According to the National Highway Traffic Safety Administration (NHTSA), in 2005 there were 16,885 alcohol-related fatalities in traffic crashes. About 40% of all traffic-related deaths are alcohol-related. According to the Centers for Disease Control and Prevention (CDC), activities that have reduced fatal alcohol-related fatal crashes include minimum legal drinking age laws, “zero tolerance” laws, sobriety checkpoints, stronger DUI prevention activities, special penalties in some states to protect children from drunk drivers, and reviews of community-based interventions by the Task Force on Community Preventive Services (an independent, nonfederal panel of community health experts).
A blue-ribbon panel of experts was appointed on November 20, 2006 to study new technologies aimed at decreasing drunken driving on the nation’s roadways.
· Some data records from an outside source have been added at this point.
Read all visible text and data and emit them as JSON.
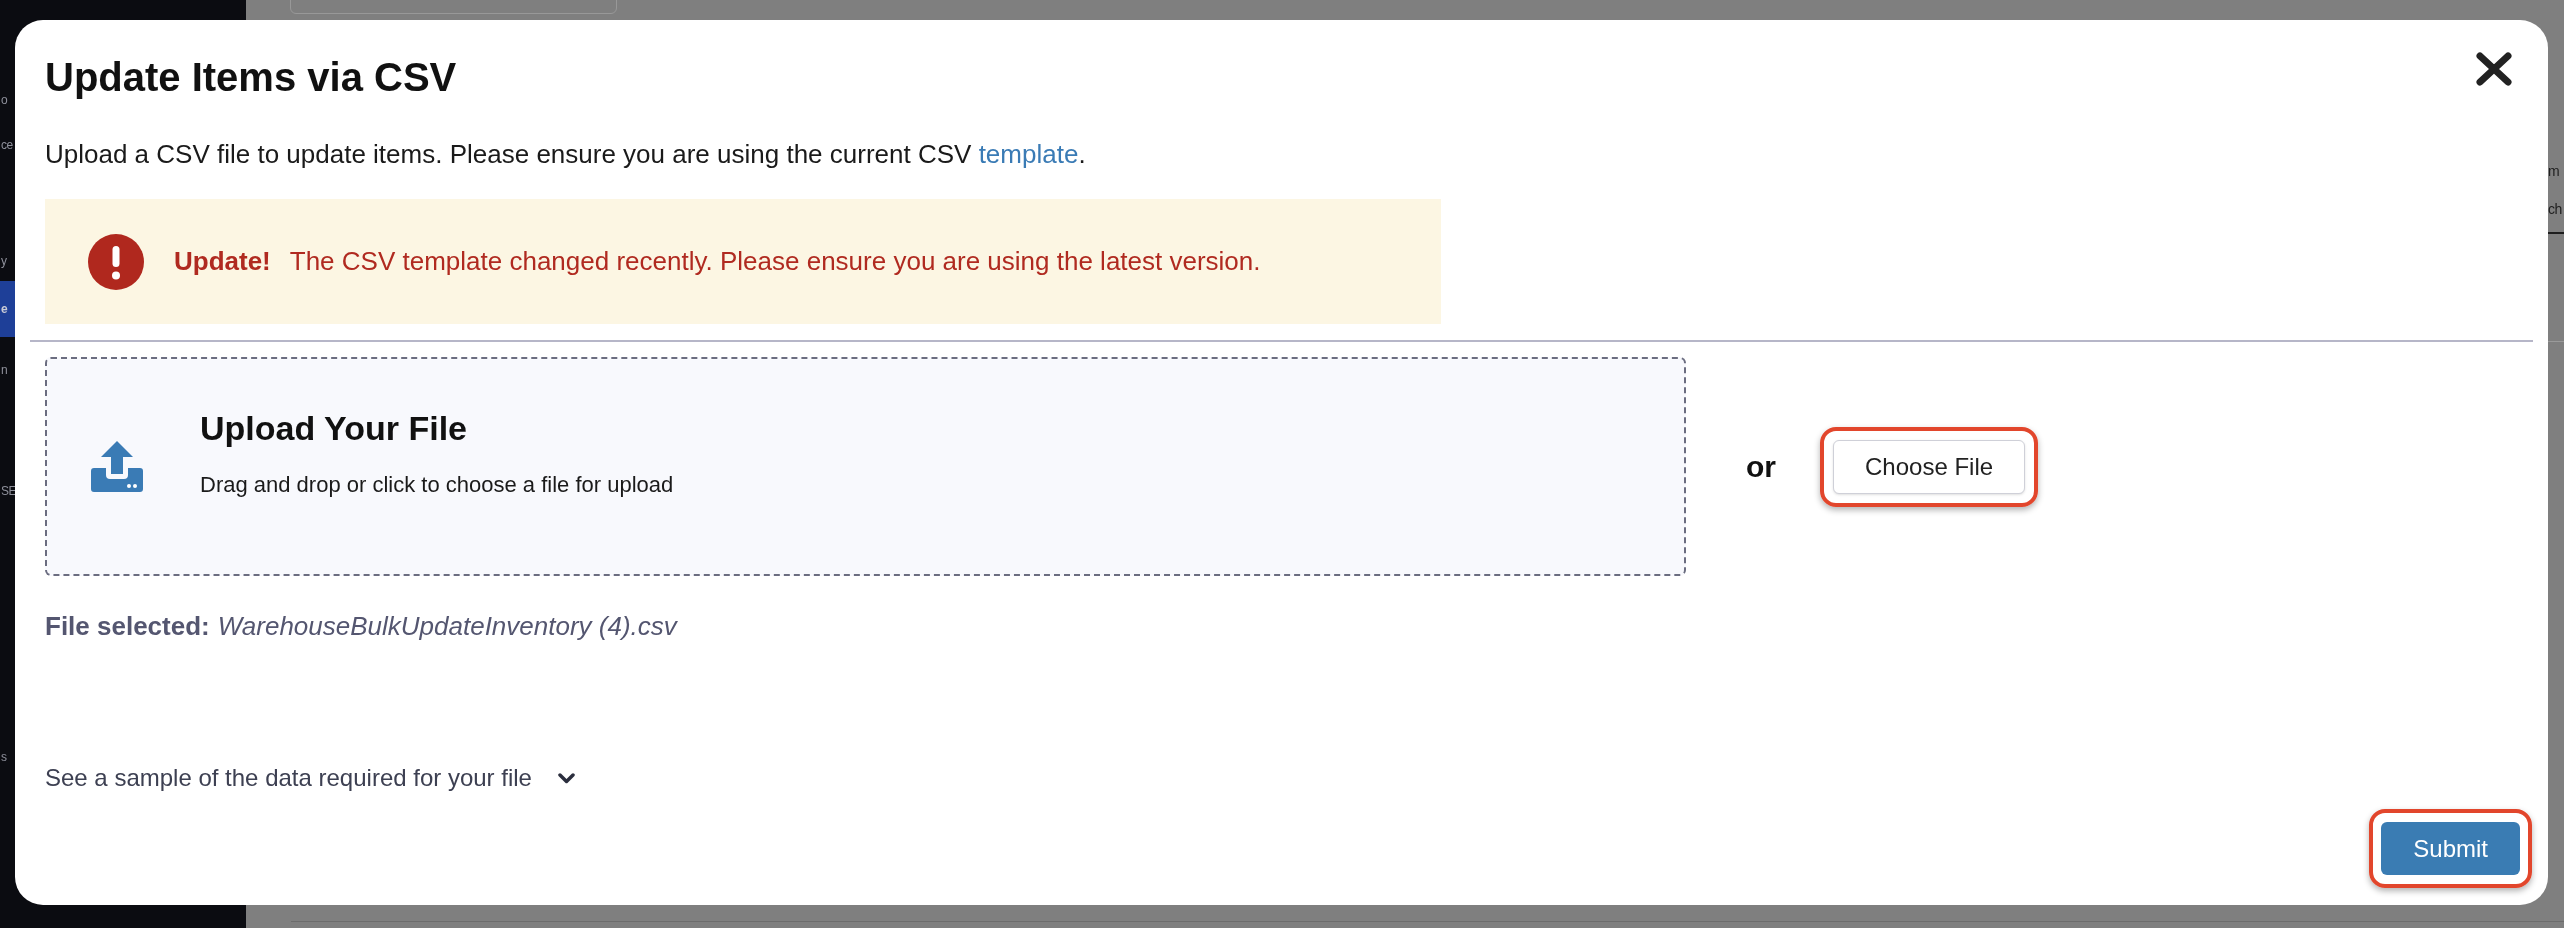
{
  "background": {
    "sidebar_items": [
      {
        "label": "o",
        "selected": false
      },
      {
        "label": "ce",
        "selected": false
      },
      {
        "label": "y",
        "selected": false
      },
      {
        "label": "e",
        "selected": true
      },
      {
        "label": "n",
        "selected": false
      },
      {
        "label": "SE",
        "selected": false
      },
      {
        "label": "s",
        "selected": false
      }
    ],
    "right_text": [
      "m",
      "ch"
    ]
  },
  "dialog": {
    "title": "Update Items via CSV",
    "description": {
      "text": "Upload a CSV file to update items. Please ensure you are using the current CSV",
      "link": "template",
      "after": "."
    },
    "alert": {
      "heading": "Update!",
      "message": "The CSV template changed recently. Please ensure you are using the latest version."
    },
    "dropzone": {
      "title": "Upload Your File",
      "hint": "Drag and drop or click to choose a file for upload"
    },
    "or_label": "or",
    "choose_file_button": {
      "label": "Choose File",
      "highlighted": true
    },
    "file_selected": {
      "label": "File selected:",
      "filename": "WarehouseBulkUpdateInventory (4).csv"
    },
    "sample_toggle": {
      "label": "See a sample of the data required for your file",
      "expanded": false
    },
    "submit_button": {
      "label": "Submit",
      "highlighted": true
    }
  }
}
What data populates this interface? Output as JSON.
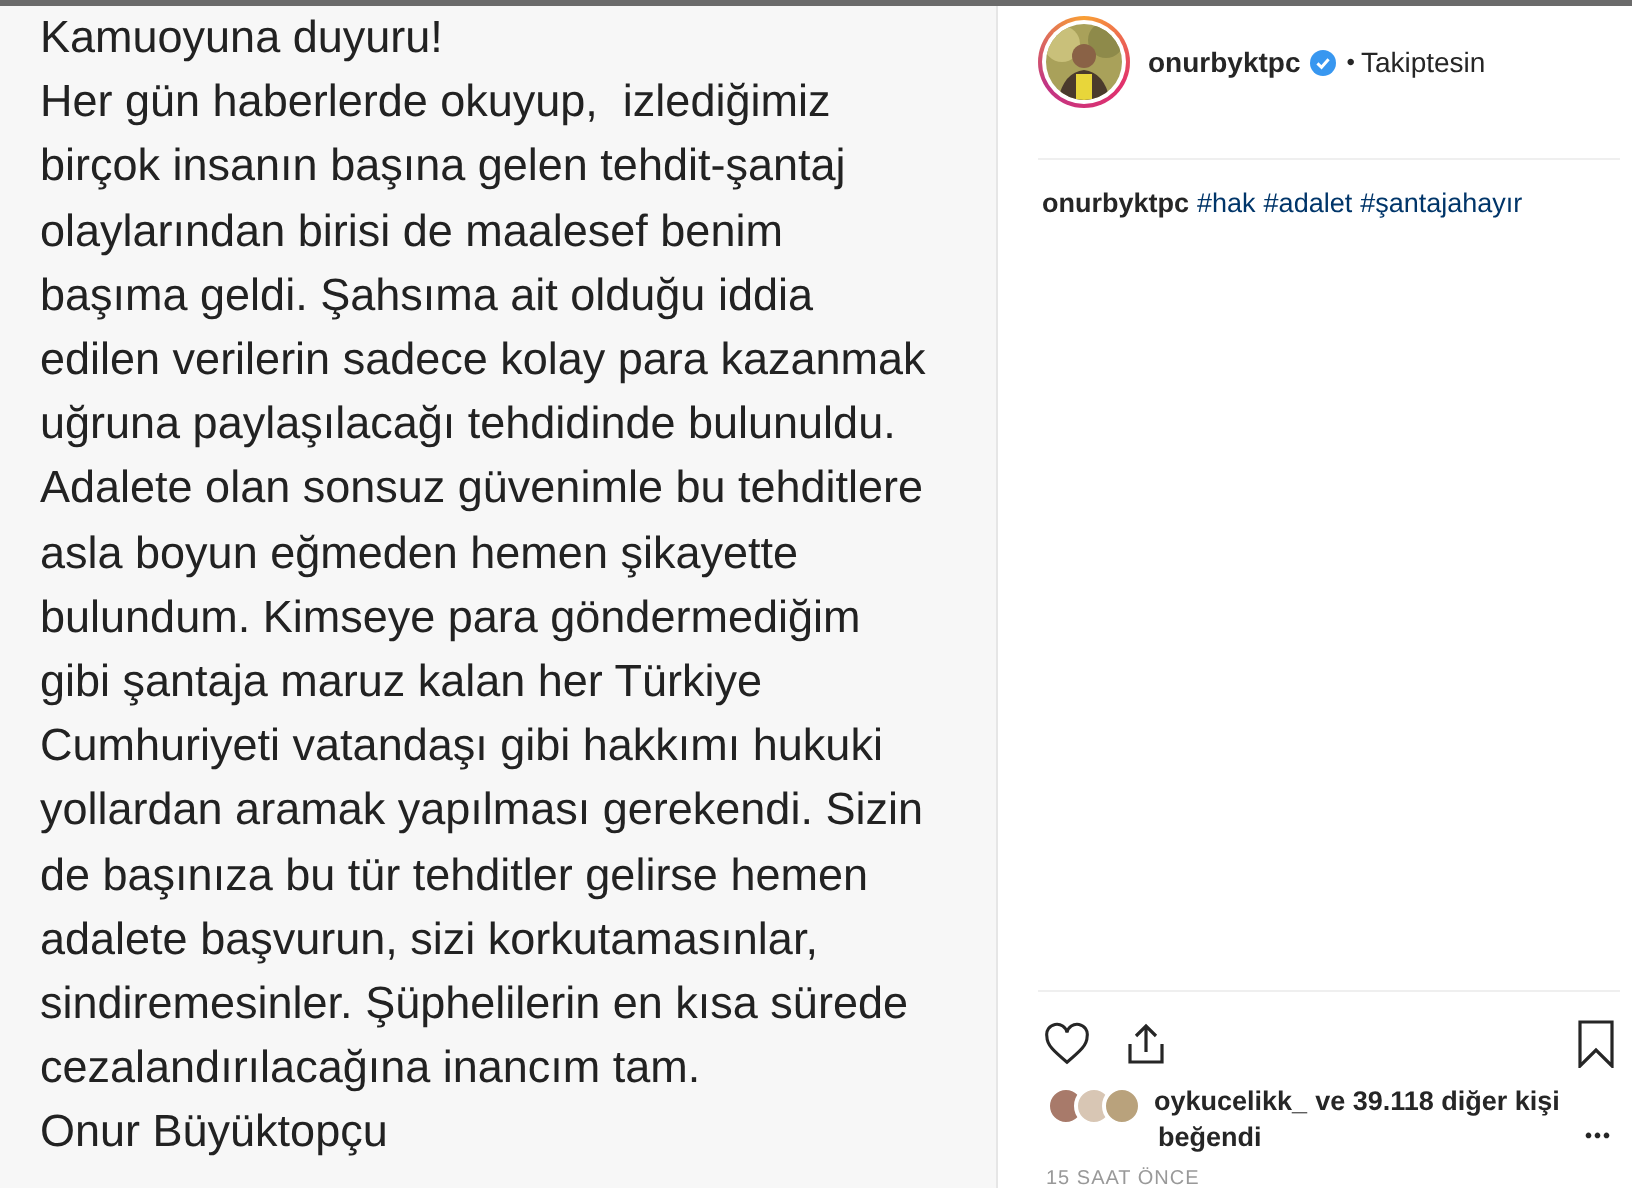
{
  "post_image_lines": [
    "Kamuoyuna duyuru!",
    "Her gün haberlerde okuyup,  izlediğimiz",
    "birçok insanın başına gelen tehdit-şantaj",
    "olaylarından birisi de maalesef benim",
    "başıma geldi. Şahsıma ait olduğu iddia",
    "edilen verilerin sadece kolay para kazanmak",
    "uğruna paylaşılacağı tehdidinde bulunuldu.",
    "Adalete olan sonsuz güvenimle bu tehditlere",
    "asla boyun eğmeden hemen şikayette",
    "bulundum. Kimseye para göndermediğim",
    "gibi şantaja maruz kalan her Türkiye",
    "Cumhuriyeti vatandaşı gibi hakkımı hukuki",
    "yollardan aramak yapılması gerekendi. Sizin",
    "de başınıza bu tür tehditler gelirse hemen",
    "adalete başvurun, sizi korkutamasınlar,",
    "sindiremesinler. Şüphelilerin en kısa sürede",
    "cezalandırılacağına inancım tam.",
    "Onur Büyüktopçu"
  ],
  "header": {
    "username": "onurbyktpc",
    "verified": true,
    "separator": "•",
    "follow_status": "Takiptesin"
  },
  "caption": {
    "username": "onurbyktpc",
    "hashtags": [
      "#hak",
      "#adalet",
      "#şantajahayır"
    ]
  },
  "actions": {
    "liked": false,
    "saved": false
  },
  "likes": {
    "user": "oykucelikk_",
    "rest": "ve 39.118 diğer kişi",
    "verb": "beğendi"
  },
  "more": "•••",
  "timestamp": "15 SAAT ÖNCE"
}
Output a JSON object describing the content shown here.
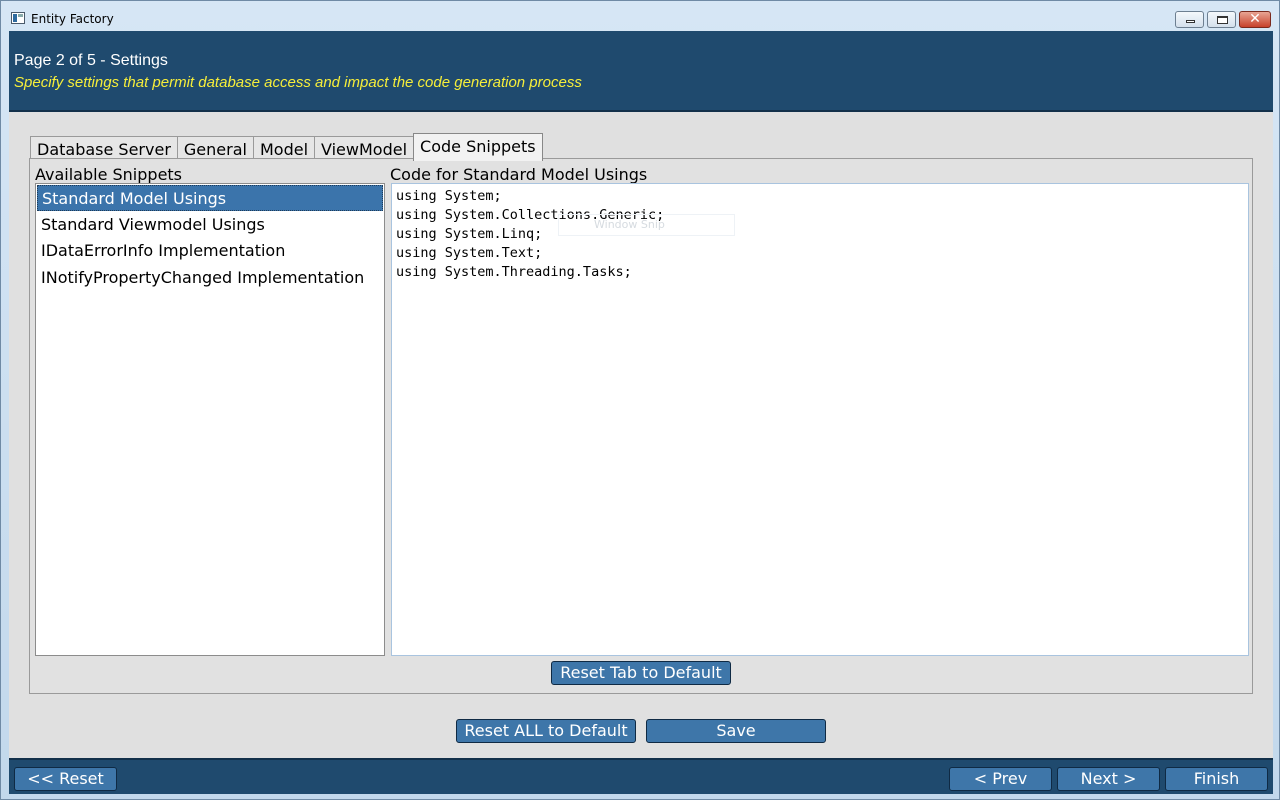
{
  "window": {
    "title": "Entity Factory"
  },
  "header": {
    "title": "Page 2 of 5 - Settings",
    "subtitle": "Specify settings that permit database access and impact the code generation process"
  },
  "tabs": [
    {
      "label": "Database Server"
    },
    {
      "label": "General"
    },
    {
      "label": "Model"
    },
    {
      "label": "ViewModel"
    },
    {
      "label": "Code Snippets",
      "active": true
    }
  ],
  "snippets": {
    "label": "Available Snippets",
    "items": [
      "Standard Model Usings",
      "Standard Viewmodel Usings",
      "IDataErrorInfo Implementation",
      "INotifyPropertyChanged Implementation"
    ],
    "selected_index": 0
  },
  "code": {
    "label": "Code for Standard Model Usings",
    "lines": [
      "using System;",
      "using System.Collections.Generic;",
      "using System.Linq;",
      "using System.Text;",
      "using System.Threading.Tasks;"
    ]
  },
  "ghost_tooltip": "Window Snip",
  "buttons": {
    "reset_tab": "Reset Tab to Default",
    "reset_all": "Reset ALL to Default",
    "save": "Save",
    "reset": "<< Reset",
    "prev": "< Prev",
    "next": "Next >",
    "finish": "Finish"
  },
  "colors": {
    "header_bg": "#1f4a6e",
    "subtitle": "#f6ee3a",
    "button_bg": "#3e76a9",
    "selection": "#3b74ab"
  }
}
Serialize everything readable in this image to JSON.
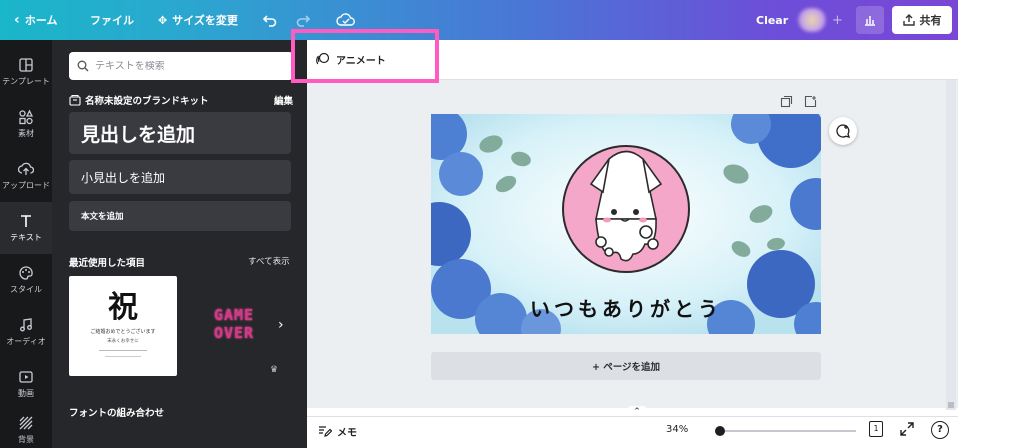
{
  "topbar": {
    "home_label": "ホーム",
    "file_label": "ファイル",
    "resize_label": "サイズを変更",
    "clear_label": "Clear",
    "share_label": "共有"
  },
  "rail": {
    "items": [
      {
        "label": "テンプレート",
        "icon": "template-icon"
      },
      {
        "label": "素材",
        "icon": "elements-icon"
      },
      {
        "label": "アップロード",
        "icon": "upload-icon"
      },
      {
        "label": "テキスト",
        "icon": "text-icon",
        "active": true
      },
      {
        "label": "スタイル",
        "icon": "palette-icon"
      },
      {
        "label": "オーディオ",
        "icon": "music-icon"
      },
      {
        "label": "動画",
        "icon": "video-icon"
      },
      {
        "label": "背景",
        "icon": "background-icon"
      }
    ]
  },
  "panel": {
    "search_placeholder": "テキストを検索",
    "brand_kit_label": "名称未設定のブランドキット",
    "edit_label": "編集",
    "heading_add": "見出しを追加",
    "subheading_add": "小見出しを追加",
    "body_add": "本文を追加",
    "recent_title": "最近使用した項目",
    "see_all": "すべて表示",
    "thumb1_big": "祝",
    "thumb1_line1": "ご結婚おめでとうございます",
    "thumb1_line2": "末永くお幸せに",
    "thumb2_line1": "GAME",
    "thumb2_line2": "OVER",
    "font_combo_title": "フォントの組み合わせ"
  },
  "context": {
    "animate_label": "アニメート"
  },
  "design": {
    "caption": "いつもありがとう",
    "colors": {
      "pink": "#f4a7c8",
      "blue": "#3f6fc9",
      "leaf": "#6f9b8a"
    }
  },
  "canvas": {
    "add_page_label": "+ ページを追加"
  },
  "bottom": {
    "notes_label": "メモ",
    "zoom": "34%",
    "zoom_level": 0.03,
    "page_number": "1",
    "help": "?"
  }
}
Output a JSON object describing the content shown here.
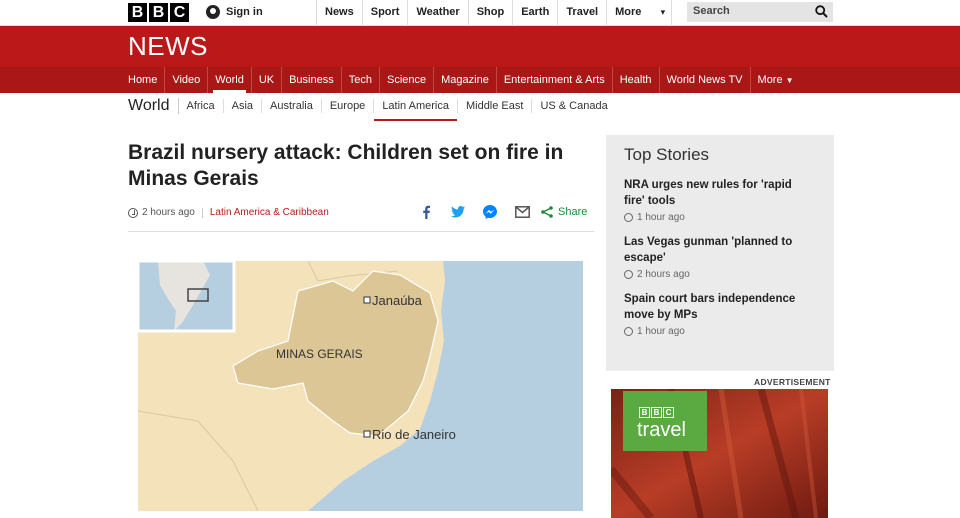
{
  "top_bar": {
    "brand_letters": [
      "B",
      "B",
      "C"
    ],
    "sign_in": "Sign in",
    "nav": [
      "News",
      "Sport",
      "Weather",
      "Shop",
      "Earth",
      "Travel",
      "More"
    ],
    "search_placeholder": "Search"
  },
  "banner": {
    "title": "NEWS"
  },
  "main_nav": {
    "items": [
      "Home",
      "Video",
      "World",
      "UK",
      "Business",
      "Tech",
      "Science",
      "Magazine",
      "Entertainment & Arts",
      "Health",
      "World News TV",
      "More"
    ],
    "active": "World"
  },
  "section_nav": {
    "title": "World",
    "items": [
      "Africa",
      "Asia",
      "Australia",
      "Europe",
      "Latin America",
      "Middle East",
      "US & Canada"
    ],
    "active": "Latin America"
  },
  "article": {
    "headline": "Brazil nursery attack: Children set on fire in Minas Gerais",
    "time": "2 hours ago",
    "category": "Latin America & Caribbean",
    "share_label": "Share",
    "map_labels": {
      "region": "MINAS GERAIS",
      "city1": "Janaúba",
      "city2": "Rio de Janeiro"
    }
  },
  "top_stories": {
    "heading": "Top Stories",
    "items": [
      {
        "title": "NRA urges new rules for 'rapid fire' tools",
        "time": "1 hour ago"
      },
      {
        "title": "Las Vegas gunman 'planned to escape'",
        "time": "2 hours ago"
      },
      {
        "title": "Spain court bars independence move by MPs",
        "time": "1 hour ago"
      }
    ]
  },
  "advertisement": {
    "label": "ADVERTISEMENT",
    "logo_letters": [
      "B",
      "B",
      "C"
    ],
    "logo_text": "travel"
  },
  "colors": {
    "brand_red": "#bb1919",
    "nav_red": "#a91717",
    "share_green": "#1d8b3a",
    "ad_green": "#5aaa41"
  }
}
Members of the technology panel include the U.S. Transportation Secretary, the National Highway Traffic Safety Administration chief, Mothers Against Drunk Driving, the Alliance of Automotive Manufacturers, the International Association of Chiefs of Police, and the Insurance Institute for Highway Safety (IIHS) vice president, as well as other groups. According to Susan Ferguson, the IIHS vice president, “We need to take a close up look to determine which of these technologies are up to the job. We can’t catch all of the drunk drivers on the road before they get into accidents.”
Some of the technologies being considered in this study include:
Forty-five states allow courts to require ignition devices. Some states already require ignition interlocks for first time drunk driving offenders. In many other cases, courts do not order them, despite laws in 20 states requiring them for repeat offenders. Last year, an estimated 80,000 interlock devices were on the roads, in contrast to the 1,400,000 drunken driving arrests.